Dataset entries
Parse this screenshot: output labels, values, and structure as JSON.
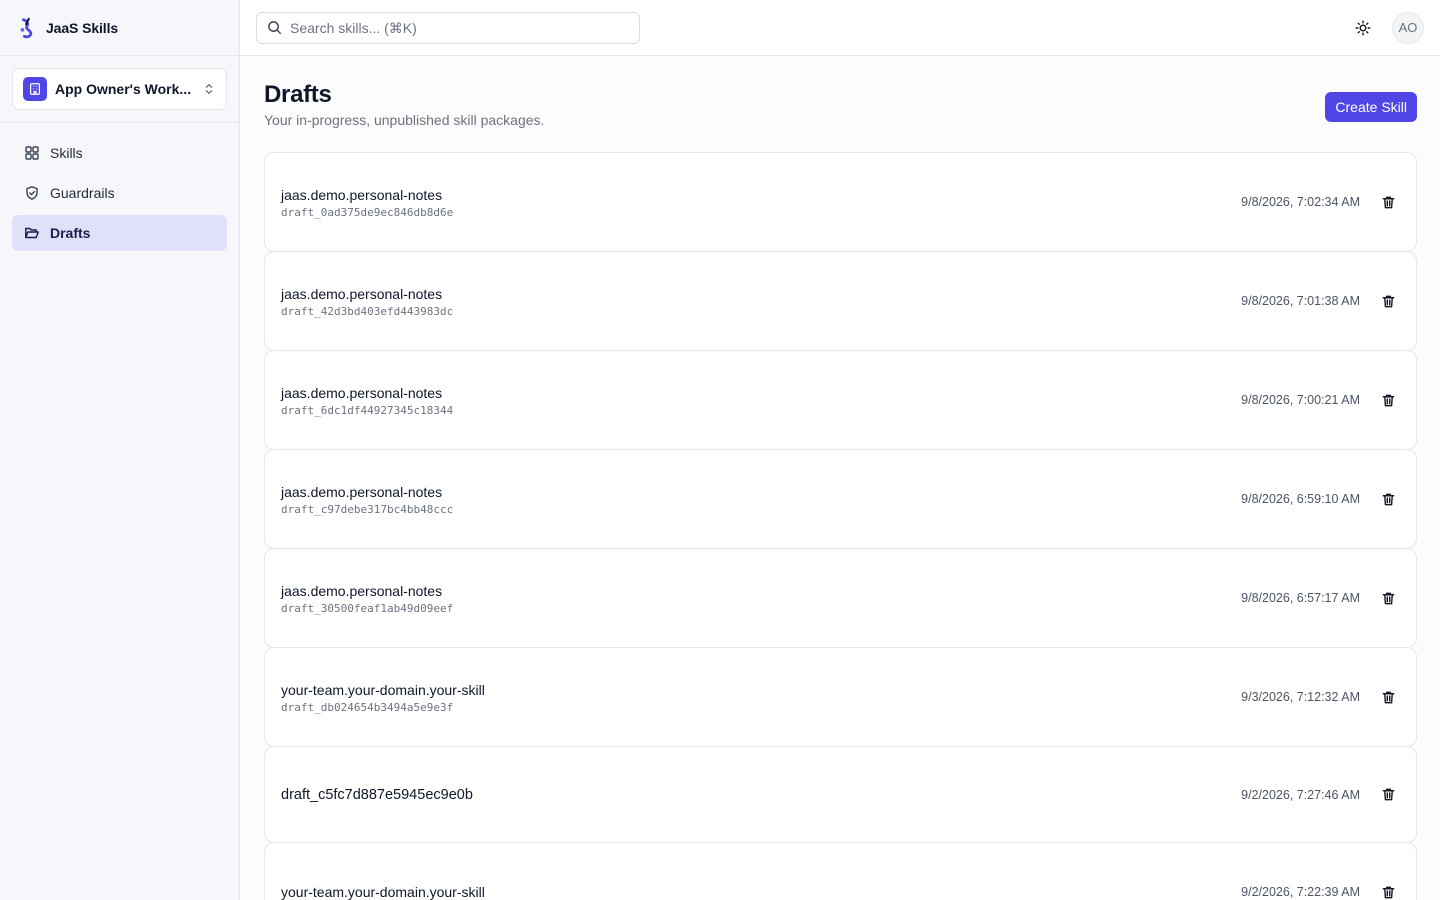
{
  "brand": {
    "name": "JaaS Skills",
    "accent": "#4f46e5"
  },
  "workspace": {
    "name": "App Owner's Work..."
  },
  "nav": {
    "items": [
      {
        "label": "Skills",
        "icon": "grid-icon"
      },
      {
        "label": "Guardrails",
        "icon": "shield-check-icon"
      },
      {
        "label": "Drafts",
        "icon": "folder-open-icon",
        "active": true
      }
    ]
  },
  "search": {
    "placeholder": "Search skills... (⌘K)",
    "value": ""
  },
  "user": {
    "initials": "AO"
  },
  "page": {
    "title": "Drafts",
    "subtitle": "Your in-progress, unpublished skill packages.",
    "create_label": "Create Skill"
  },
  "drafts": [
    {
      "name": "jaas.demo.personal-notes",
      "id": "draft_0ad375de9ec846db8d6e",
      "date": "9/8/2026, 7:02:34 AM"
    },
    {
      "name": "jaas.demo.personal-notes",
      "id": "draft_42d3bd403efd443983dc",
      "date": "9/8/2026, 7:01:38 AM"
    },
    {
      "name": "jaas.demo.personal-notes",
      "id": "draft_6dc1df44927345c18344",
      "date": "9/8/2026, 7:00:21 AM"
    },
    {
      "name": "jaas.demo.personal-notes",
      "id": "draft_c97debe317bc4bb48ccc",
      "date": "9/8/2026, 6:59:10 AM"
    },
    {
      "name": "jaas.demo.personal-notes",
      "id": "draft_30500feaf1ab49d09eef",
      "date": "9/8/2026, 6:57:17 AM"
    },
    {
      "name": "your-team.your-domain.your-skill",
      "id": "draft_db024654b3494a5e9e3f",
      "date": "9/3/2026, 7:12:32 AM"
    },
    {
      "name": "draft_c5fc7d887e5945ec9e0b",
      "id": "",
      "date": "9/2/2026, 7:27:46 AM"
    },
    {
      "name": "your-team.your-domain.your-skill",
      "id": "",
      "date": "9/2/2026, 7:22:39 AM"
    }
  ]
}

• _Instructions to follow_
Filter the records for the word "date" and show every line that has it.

• _Answer section_
      "date": "9/8/2026, 7:02:34 AM"
      "date": "9/8/2026, 7:01:38 AM"
      "date": "9/8/2026, 7:00:21 AM"
      "date": "9/8/2026, 6:59:10 AM"
      "date": "9/8/2026, 6:57:17 AM"
      "date": "9/3/2026, 7:12:32 AM"
      "date": "9/2/2026, 7:27:46 AM"
      "date": "9/2/2026, 7:22:39 AM"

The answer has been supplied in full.